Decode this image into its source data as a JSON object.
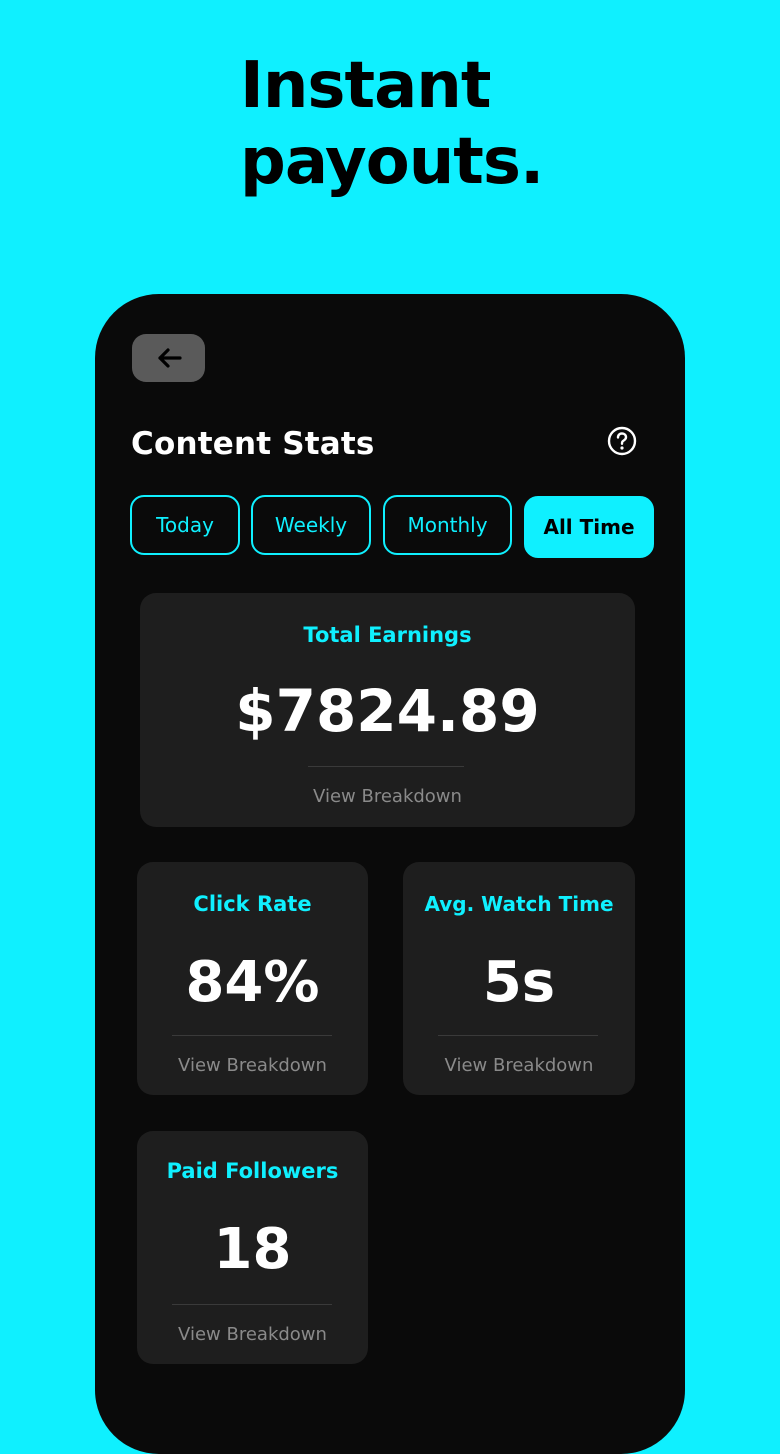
{
  "headline": {
    "line1": "Instant",
    "line2": "payouts."
  },
  "header": {
    "back_icon": "arrow-left-icon",
    "title": "Content Stats",
    "help_icon": "question-circle-icon"
  },
  "tabs": [
    {
      "label": "Today",
      "active": false
    },
    {
      "label": "Weekly",
      "active": false
    },
    {
      "label": "Monthly",
      "active": false
    },
    {
      "label": "All Time",
      "active": true
    }
  ],
  "cards": {
    "total_earnings": {
      "title": "Total Earnings",
      "value": "$7824.89",
      "link": "View Breakdown"
    },
    "click_rate": {
      "title": "Click Rate",
      "value": "84%",
      "link": "View Breakdown"
    },
    "avg_watch_time": {
      "title": "Avg. Watch Time",
      "value": "5s",
      "link": "View Breakdown"
    },
    "paid_followers": {
      "title": "Paid Followers",
      "value": "18",
      "link": "View Breakdown"
    }
  },
  "colors": {
    "background": "#0ff0ff",
    "accent": "#0ff0ff",
    "phone": "#0a0a0a",
    "card": "#1e1e1e",
    "back_button": "#5a5a5a"
  }
}
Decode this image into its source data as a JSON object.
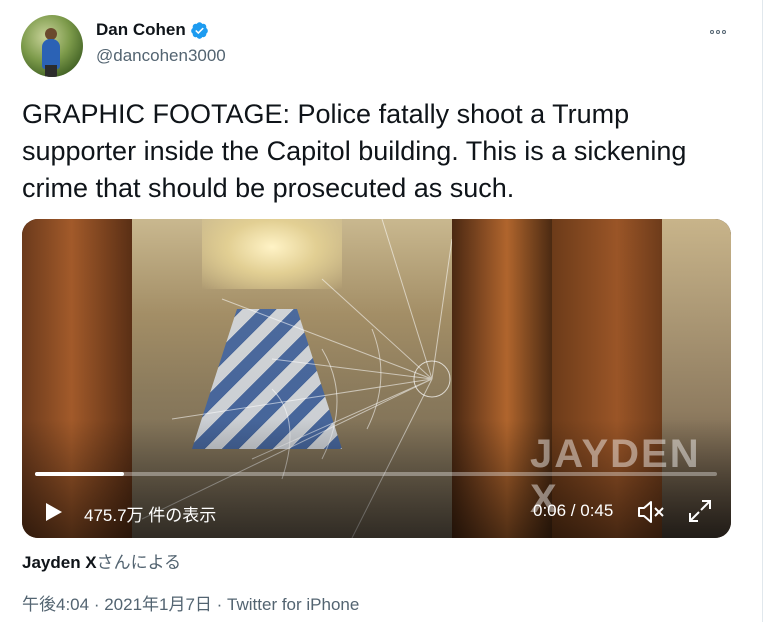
{
  "author": {
    "display_name": "Dan Cohen",
    "handle": "@dancohen3000"
  },
  "tweet": {
    "text": "GRAPHIC FOOTAGE: Police fatally shoot a Trump\nsupporter inside the Capitol building. This is a sickening\ncrime that should be prosecuted as such."
  },
  "video": {
    "watermark": "JAYDEN X",
    "views": "475.7万 件の表示",
    "time": "0:06 / 0:45",
    "progress_fraction": 0.13
  },
  "attribution": {
    "name": "Jayden X",
    "suffix": "さんによる"
  },
  "meta": {
    "time": "午後4:04",
    "date": "2021年1月7日",
    "source": "Twitter for iPhone",
    "separator": " · "
  },
  "colors": {
    "verified_blue": "#1d9bf0",
    "secondary_text": "#536471",
    "primary_text": "#0f1419"
  },
  "icons": {
    "verified": "verified-badge-icon",
    "more": "more-options-icon",
    "play": "play-icon",
    "mute": "muted-speaker-icon",
    "fullscreen": "fullscreen-expand-icon"
  }
}
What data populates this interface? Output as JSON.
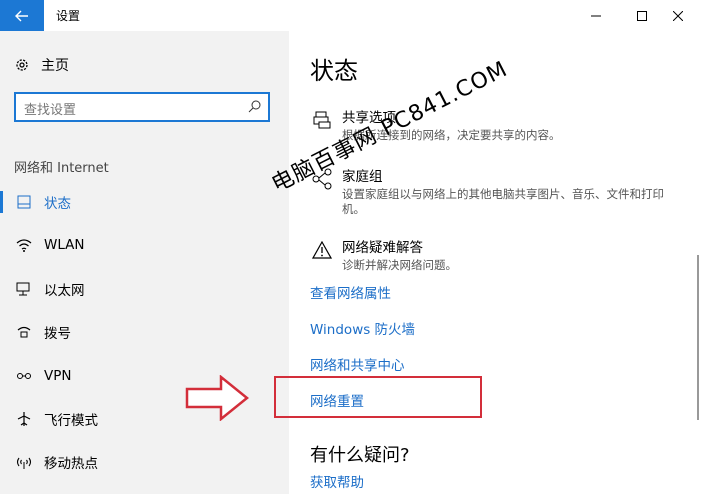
{
  "window": {
    "title": "设置",
    "back_icon": "arrow-left-icon"
  },
  "sidebar": {
    "home_label": "主页",
    "search_placeholder": "查找设置",
    "section_title": "网络和 Internet",
    "items": [
      {
        "label": "状态",
        "icon": "status-icon",
        "active": true
      },
      {
        "label": "WLAN",
        "icon": "wifi-icon"
      },
      {
        "label": "以太网",
        "icon": "ethernet-icon"
      },
      {
        "label": "拨号",
        "icon": "dialup-icon"
      },
      {
        "label": "VPN",
        "icon": "vpn-icon"
      },
      {
        "label": "飞行模式",
        "icon": "airplane-icon"
      },
      {
        "label": "移动热点",
        "icon": "hotspot-icon"
      }
    ]
  },
  "main": {
    "heading": "状态",
    "options": [
      {
        "title": "共享选项",
        "desc": "根据所连接到的网络，决定要共享的内容。",
        "icon": "printer-share-icon"
      },
      {
        "title": "家庭组",
        "desc": "设置家庭组以与网络上的其他电脑共享图片、音乐、文件和打印机。",
        "icon": "homegroup-icon"
      },
      {
        "title": "网络疑难解答",
        "desc": "诊断并解决网络问题。",
        "icon": "warning-icon"
      }
    ],
    "links": [
      "查看网络属性",
      "Windows 防火墙",
      "网络和共享中心",
      "网络重置"
    ],
    "help_heading": "有什么疑问?",
    "help_link": "获取帮助"
  },
  "watermark": "电脑百事网 PC841.COM",
  "colors": {
    "accent": "#1c78d4",
    "link": "#1c6ec8",
    "highlight": "#d32e3a"
  }
}
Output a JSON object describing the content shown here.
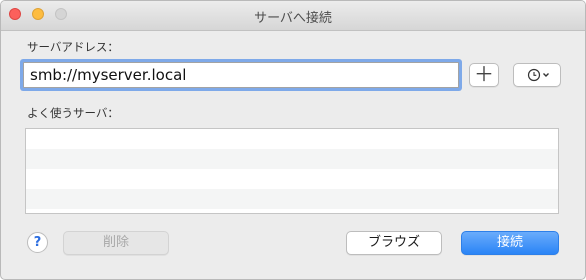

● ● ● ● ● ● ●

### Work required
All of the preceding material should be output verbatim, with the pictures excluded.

### Reply to the exercise
Decode this image into its source data as a JSON object.
{
  "headline": {
    "line1": "Instant",
    "line2": "payouts."
  },
  "header": {
    "back_icon": "arrow-left-icon",
    "title": "Content Stats",
    "help_icon": "question-circle-icon"
  },
  "tabs": [
    {
      "label": "Today",
      "active": false
    },
    {
      "label": "Weekly",
      "active": false
    },
    {
      "label": "Monthly",
      "active": false
    },
    {
      "label": "All Time",
      "active": true
    }
  ],
  "cards": {
    "total_earnings": {
      "title": "Total Earnings",
      "value": "$7824.89",
      "link": "View Breakdown"
    },
    "click_rate": {
      "title": "Click Rate",
      "value": "84%",
      "link": "View Breakdown"
    },
    "avg_watch_time": {
      "title": "Avg. Watch Time",
      "value": "5s",
      "link": "View Breakdown"
    },
    "paid_followers": {
      "title": "Paid Followers",
      "value": "18",
      "link": "View Breakdown"
    }
  },
  "colors": {
    "background": "#0ff0ff",
    "accent": "#0ff0ff",
    "phone": "#0a0a0a",
    "card": "#1e1e1e",
    "back_button": "#5a5a5a"
  }
}
Decode this image into its source data as a JSON object.
{
  "author": {
    "display_name": "Dan Cohen",
    "handle": "@dancohen3000"
  },
  "tweet": {
    "text": "GRAPHIC FOOTAGE: Police fatally shoot a Trump\nsupporter inside the Capitol building. This is a sickening\ncrime that should be prosecuted as such."
  },
  "video": {
    "watermark": "JAYDEN X",
    "views": "475.7万 件の表示",
    "time": "0:06 / 0:45",
    "progress_fraction": 0.13
  },
  "attribution": {
    "name": "Jayden X",
    "suffix": "さんによる"
  },
  "meta": {
    "time": "午後4:04",
    "date": "2021年1月7日",
    "source": "Twitter for iPhone",
    "separator": " · "
  },
  "colors": {
    "verified_blue": "#1d9bf0",
    "secondary_text": "#536471",
    "primary_text": "#0f1419"
  },
  "icons": {
    "verified": "verified-badge-icon",
    "more": "more-options-icon",
    "play": "play-icon",
    "mute": "muted-speaker-icon",
    "fullscreen": "fullscreen-expand-icon"
  }
}
What data populates this interface? Output as JSON.
{
  "window": {
    "title": "设置",
    "back_icon": "arrow-left-icon"
  },
  "sidebar": {
    "home_label": "主页",
    "search_placeholder": "查找设置",
    "section_title": "网络和 Internet",
    "items": [
      {
        "label": "状态",
        "icon": "status-icon",
        "active": true
      },
      {
        "label": "WLAN",
        "icon": "wifi-icon"
      },
      {
        "label": "以太网",
        "icon": "ethernet-icon"
      },
      {
        "label": "拨号",
        "icon": "dialup-icon"
      },
      {
        "label": "VPN",
        "icon": "vpn-icon"
      },
      {
        "label": "飞行模式",
        "icon": "airplane-icon"
      },
      {
        "label": "移动热点",
        "icon": "hotspot-icon"
      }
    ]
  },
  "main": {
    "heading": "状态",
    "options": [
      {
        "title": "共享选项",
        "desc": "根据所连接到的网络，决定要共享的内容。",
        "icon": "printer-share-icon"
      },
      {
        "title": "家庭组",
        "desc": "设置家庭组以与网络上的其他电脑共享图片、音乐、文件和打印机。",
        "icon": "homegroup-icon"
      },
      {
        "title": "网络疑难解答",
        "desc": "诊断并解决网络问题。",
        "icon": "warning-icon"
      }
    ],
    "links": [
      "查看网络属性",
      "Windows 防火墙",
      "网络和共享中心",
      "网络重置"
    ],
    "help_heading": "有什么疑问?",
    "help_link": "获取帮助"
  },
  "watermark": "电脑百事网 PC841.COM",
  "colors": {
    "accent": "#1c78d4",
    "link": "#1c6ec8",
    "highlight": "#d32e3a"
  }
}
Output a JSON object describing the content shown here.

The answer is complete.